„What happens to you does not depend on you, it depends on the other fellow.”
Sanford Meisner, a founding member of America’s legendary Group Theatre of the 30’s, created a system of acting exercises that directly deal with
one of the biggest challenges for an actor,
namely the truthful behavior in imaginary circumstances.
The main key to achieve this goal is the displacement of the
attention outward, especially on to the partner to learn to react spontaneously, instinctively
and truthfully from moment to moment.
The scene and the character evolve from the interplay of reactions
and the acquired assets, to be truly in the moment.
To gain emotional freedom and a deep identification with the character, Sanford Meisner calls through its exercises to recognize and release personal limitations.

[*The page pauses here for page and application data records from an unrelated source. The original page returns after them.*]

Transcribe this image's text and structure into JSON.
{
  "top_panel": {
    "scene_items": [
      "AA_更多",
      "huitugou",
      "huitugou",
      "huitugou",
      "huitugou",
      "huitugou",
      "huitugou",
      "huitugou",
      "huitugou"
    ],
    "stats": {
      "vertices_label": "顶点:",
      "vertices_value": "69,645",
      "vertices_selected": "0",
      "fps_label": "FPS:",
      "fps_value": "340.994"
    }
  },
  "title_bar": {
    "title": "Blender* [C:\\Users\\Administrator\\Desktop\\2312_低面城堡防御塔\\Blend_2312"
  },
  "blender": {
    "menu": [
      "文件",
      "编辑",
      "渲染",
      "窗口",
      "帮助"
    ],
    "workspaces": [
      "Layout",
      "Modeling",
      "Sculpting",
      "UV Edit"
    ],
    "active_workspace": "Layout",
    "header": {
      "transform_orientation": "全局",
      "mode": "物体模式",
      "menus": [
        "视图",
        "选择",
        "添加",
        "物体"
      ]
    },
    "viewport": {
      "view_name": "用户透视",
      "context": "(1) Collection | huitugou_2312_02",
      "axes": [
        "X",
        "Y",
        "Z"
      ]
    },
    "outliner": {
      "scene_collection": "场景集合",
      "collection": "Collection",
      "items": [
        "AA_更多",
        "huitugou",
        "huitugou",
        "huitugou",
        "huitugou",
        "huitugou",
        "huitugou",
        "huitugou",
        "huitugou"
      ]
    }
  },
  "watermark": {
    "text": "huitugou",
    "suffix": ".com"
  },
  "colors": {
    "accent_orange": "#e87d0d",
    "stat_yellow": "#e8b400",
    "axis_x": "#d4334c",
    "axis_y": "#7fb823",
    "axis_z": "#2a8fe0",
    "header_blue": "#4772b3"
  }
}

The basis of Meisner’s Technique is simple – the belief that the actor should act in real space, so that the viewer conversely can experience real events. Furthermore, everything builds on the principle that the largest theatrical expressiveness is created when the actor, from his own behavior, truly responds to the circumstances and the other people in the room.
“The foundation of acting is the reality of doing.”
Meisner had a problem with Stanislavsky’s system and its version, represented by Lee Strasberg, that neither set enough confidence in the ability of the actors to establish the reality of a scene simply by reacting to each other from moment to moment. Meisner’s approach was to ask complete attention of the actors to mutually and truly “read and respond to each other”.
Meisner trained the actors to follow their instinctive impulses to produce true behavioral responses at each instant. This also goes beyond pure improvisation, but also to convert the script and to develop specific characteristics of the character. He was convinced this would remove the old obstacle of actors that predetermines and “fixated” their acting through a series of physical actions and intentions through which they lose their real organic response to what actually happens in the room.
“You don’t have to play a character, it’s in the reality of doing it.”
In this way, Meisner revolutionized the acting, because it allowed the actors
to freshly create each performance within the constraints of text and production, simply by being present and experiencing it from moment to moment.
“Acting is living under imaginary circumstances”
This also meant a radical break with Stanislavski´s perspective because with Meisner there is no longer a distinction between actor and character,
nor between the world of the theater / cinema and the world of
the play. The fourth wall became an unnecessary concept, just as
“entering the role.” With Meisner there is only the interaction between
people in the room – “the reality of doing.”
“The text is a boat, and sits on the river. So you have to have the river, the
emotional life, FIRST, otherwise the boat won’t go anywhere.”
– Sanford Meisner –